Filter the entries down to the lines containing "label", and copy those lines.

** Opening INPUT FOR THIS TASK block **

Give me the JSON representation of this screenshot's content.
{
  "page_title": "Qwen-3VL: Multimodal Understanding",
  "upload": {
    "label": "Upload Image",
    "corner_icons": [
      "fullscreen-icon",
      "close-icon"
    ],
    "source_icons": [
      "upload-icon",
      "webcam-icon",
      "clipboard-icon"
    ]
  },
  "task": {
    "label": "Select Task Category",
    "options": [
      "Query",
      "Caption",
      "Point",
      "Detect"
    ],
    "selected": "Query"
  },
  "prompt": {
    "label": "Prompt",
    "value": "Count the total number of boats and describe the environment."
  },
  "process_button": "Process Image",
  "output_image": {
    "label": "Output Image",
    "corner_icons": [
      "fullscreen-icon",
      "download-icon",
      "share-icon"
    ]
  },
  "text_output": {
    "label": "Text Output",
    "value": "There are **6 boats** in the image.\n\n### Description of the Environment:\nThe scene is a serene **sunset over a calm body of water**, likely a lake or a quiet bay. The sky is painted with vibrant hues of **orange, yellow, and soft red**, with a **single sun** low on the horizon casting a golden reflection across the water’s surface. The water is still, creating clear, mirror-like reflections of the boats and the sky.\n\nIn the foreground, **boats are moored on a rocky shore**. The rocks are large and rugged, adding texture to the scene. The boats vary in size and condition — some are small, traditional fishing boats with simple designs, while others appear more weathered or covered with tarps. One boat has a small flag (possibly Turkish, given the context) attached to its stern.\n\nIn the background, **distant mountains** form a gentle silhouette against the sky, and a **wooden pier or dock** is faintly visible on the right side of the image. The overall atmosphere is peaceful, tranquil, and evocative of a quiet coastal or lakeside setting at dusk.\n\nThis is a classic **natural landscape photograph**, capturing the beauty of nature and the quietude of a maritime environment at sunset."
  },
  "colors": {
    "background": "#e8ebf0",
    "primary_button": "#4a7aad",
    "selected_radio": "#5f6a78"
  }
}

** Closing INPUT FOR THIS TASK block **

SOLUTION FOR THIS PROBLEM:
    "label": "Upload Image",
    "label": "Select Task Category",
    "label": "Prompt",
    "label": "Output Image",
    "label": "Text Output",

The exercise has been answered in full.